In McCarthy, supra at 373-75, the Third Circuit reviewed the precedents applicable to the "criminal purpose defense" recognized in Reisman, supra, and the "good faith" defense discussed in Wall, supra.*fn3 As to the first, it observed that the defendants had not alleged that a recommendation for criminal prosecution had been made prior to the issuance of the summons. Accordingly, it ruled that the defendants' allegations were insufficient to bring the matter on unenforceability on the grounds of criminal purpose into controversy. 514 F.2d at 374. As to the latter, it determined that the defendants' allegations sufficiently raised the possibility that the IRS agents had no intention of pursuing any civil remedies as to bring into question their good faith. Id. at 375. Accordingly, it held that the district court should conduct a hearing concerning the issues raised by the allegations of the absence of civil purpose.
More recently, the Third Circuit has apparently retreated from an effort to approach Donaldson through an analysis distinguishing its holding from its supposed dictum. In Friedman, supra, 532 F.2d at 932, the court stated that the standards for judicial enforcement of a § 7602 summons were found in Donaldson, and explained in McCarthy, supra, and even more recently, in Lafko, supra. The Friedman opinion explains that these cases recognize that the IRS has no authority to conduct a criminal investigation through the use of a § 7602 civil summons, noting that no court has given a thorough or persuasive justification for this construction. 532 F.2d at 932 n.9. The Friedman case recognizes that Donaldson and the Third Circuit cases hold that the mere fact that criminal as well as civil liability may result will not prevent judicial enforcement if (1) the Intelligence Division has not yet recommended prosecution, (2) the agent has not already formed a firm purpose to recommend prosecution, (3) the summons is not being used to harass the taxpayer, and (4) the material referred to in the summons has not already been inspected by the Government. Id. at 932.
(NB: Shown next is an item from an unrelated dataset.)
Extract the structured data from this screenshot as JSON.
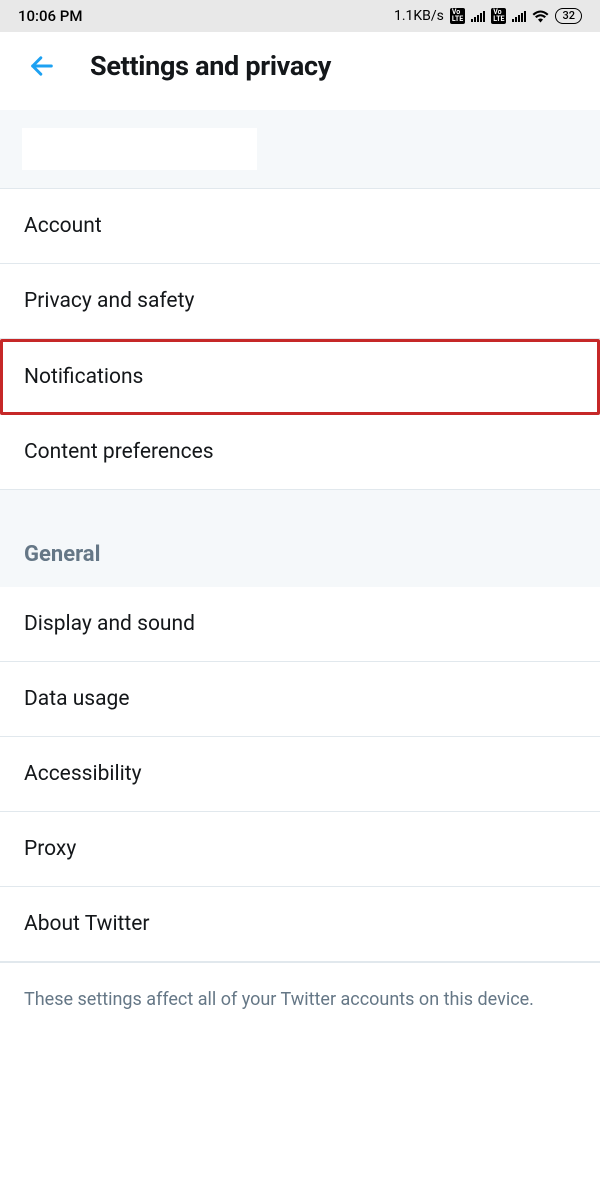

The Friedman formulation of a four-prong basis for denying enforcement of an IRS summons represents a careful articulation of the principles gleaned from the many cases considering the validity of particular summonses. As an a priori approach, its analysis has much to recommend it. However, we can hardly fail to note that the Friedman analysis sedulously avoids any use of the phrase "in good faith," substituting instead a reformulation which sets forth the circumstances under which denial of enforcement is proper. Instead of attempting exegesis of the language of Donaldson, the Friedman case traces the contours of precedent back to the original formulation of a rationale by Judge Wyzanski in United States v. O'Connor, 118 F. Supp. 248 (D. Mass. 1953).
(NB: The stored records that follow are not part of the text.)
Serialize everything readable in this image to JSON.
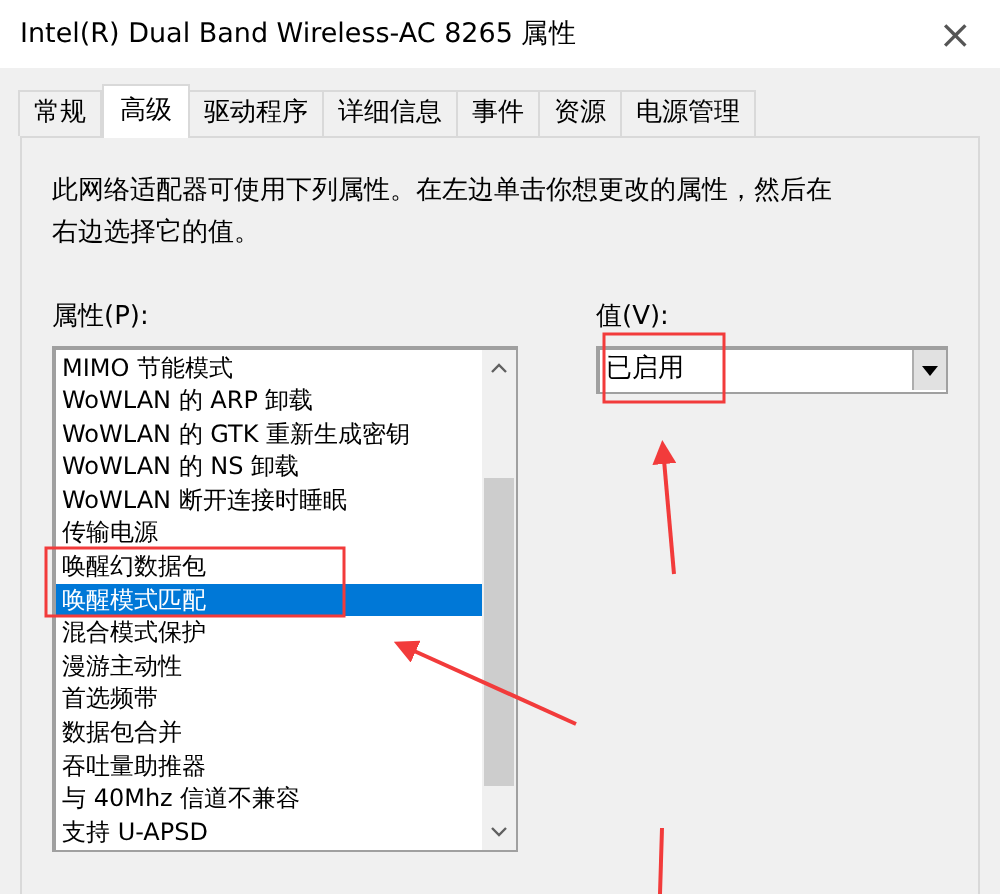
{
  "window": {
    "title": "Intel(R) Dual Band Wireless-AC 8265 属性",
    "close": "×"
  },
  "tabs": [
    {
      "label": "常规",
      "selected": false
    },
    {
      "label": "高级",
      "selected": true
    },
    {
      "label": "驱动程序",
      "selected": false
    },
    {
      "label": "详细信息",
      "selected": false
    },
    {
      "label": "事件",
      "selected": false
    },
    {
      "label": "资源",
      "selected": false
    },
    {
      "label": "电源管理",
      "selected": false
    }
  ],
  "description": "此网络适配器可使用下列属性。在左边单击你想更改的属性，然后在右边选择它的值。",
  "property_label": "属性(P):",
  "properties": [
    {
      "label": "MIMO 节能模式",
      "selected": false
    },
    {
      "label": "WoWLAN 的 ARP 卸载",
      "selected": false
    },
    {
      "label": "WoWLAN 的 GTK 重新生成密钥",
      "selected": false
    },
    {
      "label": "WoWLAN 的 NS 卸载",
      "selected": false
    },
    {
      "label": "WoWLAN 断开连接时睡眠",
      "selected": false
    },
    {
      "label": "传输电源",
      "selected": false
    },
    {
      "label": "唤醒幻数据包",
      "selected": false
    },
    {
      "label": "唤醒模式匹配",
      "selected": true
    },
    {
      "label": "混合模式保护",
      "selected": false
    },
    {
      "label": "漫游主动性",
      "selected": false
    },
    {
      "label": "首选频带",
      "selected": false
    },
    {
      "label": "数据包合并",
      "selected": false
    },
    {
      "label": "吞吐量助推器",
      "selected": false
    },
    {
      "label": "与 40Mhz 信道不兼容",
      "selected": false
    },
    {
      "label": "支持 U-APSD",
      "selected": false
    }
  ],
  "value_label": "值(V):",
  "value": "已启用"
}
The Ninth Circuit has taken a different approach. In United States v. Zack, supra, 521 F.2d 1366, the court reviewed a district court order denying enforcement of an IRS summons. The lower court had conducted a hearing and made a finding of fact that the investigation's sole purpose was to establish criminal liability. Upon the Government's appeal, the court followed Weingarden's ruling, 473 F.2d at 460, that an IRS summons, if issued solely for criminal purposes is not issued in good faith, even though there has been no recommendation for prosecution. Thus, Zack determined that indictment or recommendation of criminal prosecution was not a prerequisite to a finding that an investigation is solely criminal. 521 F.2d at 1368.
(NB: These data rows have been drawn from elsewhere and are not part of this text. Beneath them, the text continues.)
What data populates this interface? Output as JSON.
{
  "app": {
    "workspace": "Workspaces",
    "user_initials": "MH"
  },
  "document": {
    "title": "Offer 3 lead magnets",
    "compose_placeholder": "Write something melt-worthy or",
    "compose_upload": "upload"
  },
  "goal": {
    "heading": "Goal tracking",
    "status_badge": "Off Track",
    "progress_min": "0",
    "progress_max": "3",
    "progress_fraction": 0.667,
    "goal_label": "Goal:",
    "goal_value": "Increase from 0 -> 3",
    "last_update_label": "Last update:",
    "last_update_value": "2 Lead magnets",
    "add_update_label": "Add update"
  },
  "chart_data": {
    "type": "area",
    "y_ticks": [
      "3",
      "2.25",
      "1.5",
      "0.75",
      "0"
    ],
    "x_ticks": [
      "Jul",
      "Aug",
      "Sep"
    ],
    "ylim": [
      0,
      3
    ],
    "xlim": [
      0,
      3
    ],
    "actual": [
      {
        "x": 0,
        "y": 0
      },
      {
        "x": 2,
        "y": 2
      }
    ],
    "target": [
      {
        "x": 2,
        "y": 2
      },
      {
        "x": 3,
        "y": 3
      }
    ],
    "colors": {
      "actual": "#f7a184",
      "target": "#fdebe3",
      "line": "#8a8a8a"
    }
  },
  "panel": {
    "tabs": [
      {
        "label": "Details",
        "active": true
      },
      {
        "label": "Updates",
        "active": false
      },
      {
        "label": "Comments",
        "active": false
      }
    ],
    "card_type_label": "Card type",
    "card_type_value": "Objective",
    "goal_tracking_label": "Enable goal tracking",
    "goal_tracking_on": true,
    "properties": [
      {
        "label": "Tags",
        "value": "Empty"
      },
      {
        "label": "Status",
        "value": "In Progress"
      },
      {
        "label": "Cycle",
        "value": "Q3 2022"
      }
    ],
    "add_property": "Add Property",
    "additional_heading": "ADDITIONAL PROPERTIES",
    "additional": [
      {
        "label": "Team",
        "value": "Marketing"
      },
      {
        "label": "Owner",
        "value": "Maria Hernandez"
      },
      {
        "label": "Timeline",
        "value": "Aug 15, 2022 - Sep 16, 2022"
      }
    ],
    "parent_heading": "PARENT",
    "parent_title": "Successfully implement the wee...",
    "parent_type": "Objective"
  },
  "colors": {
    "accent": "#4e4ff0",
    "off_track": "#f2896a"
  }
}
Significantly, Zack again found it necessary to reconcile the various passages in the Donaldson opinion. After directing attention to that portion of the opinion discussing the Reisman dictum, see 400 U.S. at 533, Zack turned to the last, "holding" paragraph. It concluded that even prior to a recommendation for criminal prosecution, an administrative summons should not be enforced unless it is issued in good faith. The court explained, supra at 1368:
We harmonize this "good faith" requirement with the language disapproving the use of the summons in "an investigation solely for criminal purposes" by concluding that the government would not be in good faith if it uses an administrative summons solely for criminal prosecution purposes. Thus, in this case, if the administrative summons was used solely for criminal purposes, it is not issued in good faith and is impermissible. This is true even though there has been no recommendation for prosecution.
In carrying out its hermeneutical task, the Zack court took no position on the characterization of the concluding Donaldson paragraph as holding or dictum.
A review of the cases from other circuits establishes to our satisfaction that the Donaldson opinion has engendered some confusion. Accordingly, we shall take at face value the words of the authoring Justice and characterize the final paragraph of the opinion for the court as constituting a holding of Donaldson.*fn4 Thus, it is proper for a district court to grant enforcement of an IRS summons if it is issued in good faith and prior to a recommendation for criminal prosecution. Conversely, if a summons is issued in bad faith or after a recommendation for prosecution, enforcement must be denied.*fn5
We agree with the respondents that the petitioners' arguments ignore the good faith requirement of Donaldson. We further agree that the real issue before the court is whether the Internal Revenue Service may issue a summons solely in aid of a criminal investigation and still meet the standard of good faith as enunciated in Donaldson. Because we are persuaded that Zack's reconciliation of the various Donaldson paragraphs accurately delineates what the Supreme Court has held, we must reject the petitioners' arguments.
The Government insists that there was no evidence that Special Agent Olivero was not simultaneously pursuing a civil investigation. Reading the record evidence in this fashion, the petitioners submit that it is clear that the special agent's investigation encompassed the purpose of determining the taxpayer's tax liability. Suggesting that the district court misfocused its inquiry, the petitioners insist that the only relevant inquiry is whether the investigation in aid of which the summons is issued is directed at least in part toward determining the liability of some person for an internal revenue tax.*fn6 The Government argues that once it is demonstrated that there is nothing unusual or sinister about the special agent focusing his attention on the criminal aspects of the case, the finding of sole criminal purpose must fall.
We think that the Government oversimplifies the evidentiary posture of the case. Special Agent Olivero testified that he was pursuing a civil aspect, but the record establishes that the district court did not believe him.
We note that the district court expressly observed that the bona fides of the investigation was in issue. The Government attempts to use the district court's statement as an indication that it applied the wrong legal test. Our reading of the reported cases persuades us that the use of an administrative summons solely for criminal purposes is a quintessential example of bad faith. In view of our reading of the crucial language in Donaldson, see 400 U.S. at 536, we read the statement as a faithful reflection of that decision's alternative holding.
We have examined subsequent Supreme Court decisions, such as Couch v. United States, 409 U.S. 322, 34 L. Ed. 2d 548, 93 S. Ct. 611 (1973); Beckwith v. United States, 425 U.S. 341, 48 L. Ed. 2d 1, 96 S. Ct. 1612 (1976); and Fisher v. United States, 425 U.S. 391, 48 L. Ed. 2d 39, 96 S. Ct. 1569 (1976). Although those cases establish that a taxpayer is clearly the "focus" of a criminal investigation when the matter is assigned to the Intelligence Division of the Internal Revenue Service, they do not reflect in our reading of them any intent of the Supreme Court to qualify or cut back its holding in Donaldson, supra at 536. Accordingly, the "bad faith" test spelled out by that decision is controlling law.
We note that the district court formulated its factual finding by use of the expression "sole criminal purpose" rather than by a label such as "bad faith." We find no basis for reversible error in that verbal formulation. The district court grasped the vital core of Donaldson and rendered its factual finding consistently therewith. Accordingly, its order denying enforcement of the two IRS summonses is